How to complete this task — Determine how many lines of the entries that follow contain "left", and respond with that number alone.

Extracted entries —
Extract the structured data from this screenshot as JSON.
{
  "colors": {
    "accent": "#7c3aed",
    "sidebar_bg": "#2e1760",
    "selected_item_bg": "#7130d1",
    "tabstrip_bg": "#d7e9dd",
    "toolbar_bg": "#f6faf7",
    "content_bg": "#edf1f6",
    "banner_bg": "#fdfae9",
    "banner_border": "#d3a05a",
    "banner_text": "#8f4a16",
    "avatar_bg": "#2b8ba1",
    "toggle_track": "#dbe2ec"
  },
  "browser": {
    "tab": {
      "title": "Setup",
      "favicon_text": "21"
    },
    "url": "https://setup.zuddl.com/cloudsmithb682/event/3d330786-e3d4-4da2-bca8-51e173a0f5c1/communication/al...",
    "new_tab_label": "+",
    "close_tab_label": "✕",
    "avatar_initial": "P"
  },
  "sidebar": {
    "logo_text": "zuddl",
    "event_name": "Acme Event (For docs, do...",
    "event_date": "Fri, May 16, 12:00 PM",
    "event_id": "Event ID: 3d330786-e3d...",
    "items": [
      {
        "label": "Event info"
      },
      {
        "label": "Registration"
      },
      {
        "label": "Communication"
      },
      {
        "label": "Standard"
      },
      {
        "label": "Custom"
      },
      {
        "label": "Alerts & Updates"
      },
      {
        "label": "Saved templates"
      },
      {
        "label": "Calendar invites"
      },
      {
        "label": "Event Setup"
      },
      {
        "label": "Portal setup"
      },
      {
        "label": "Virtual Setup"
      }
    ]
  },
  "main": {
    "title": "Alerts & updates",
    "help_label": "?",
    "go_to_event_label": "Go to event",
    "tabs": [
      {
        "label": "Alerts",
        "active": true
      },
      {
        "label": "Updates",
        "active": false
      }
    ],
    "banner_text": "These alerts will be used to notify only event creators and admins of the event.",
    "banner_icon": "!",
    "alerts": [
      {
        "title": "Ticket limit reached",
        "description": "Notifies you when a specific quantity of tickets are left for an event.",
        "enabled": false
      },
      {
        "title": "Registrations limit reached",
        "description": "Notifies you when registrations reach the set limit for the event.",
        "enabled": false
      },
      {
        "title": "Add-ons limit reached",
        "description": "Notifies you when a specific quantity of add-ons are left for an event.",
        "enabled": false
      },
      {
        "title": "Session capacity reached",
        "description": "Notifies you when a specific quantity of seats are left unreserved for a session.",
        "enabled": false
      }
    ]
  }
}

Task answer — 3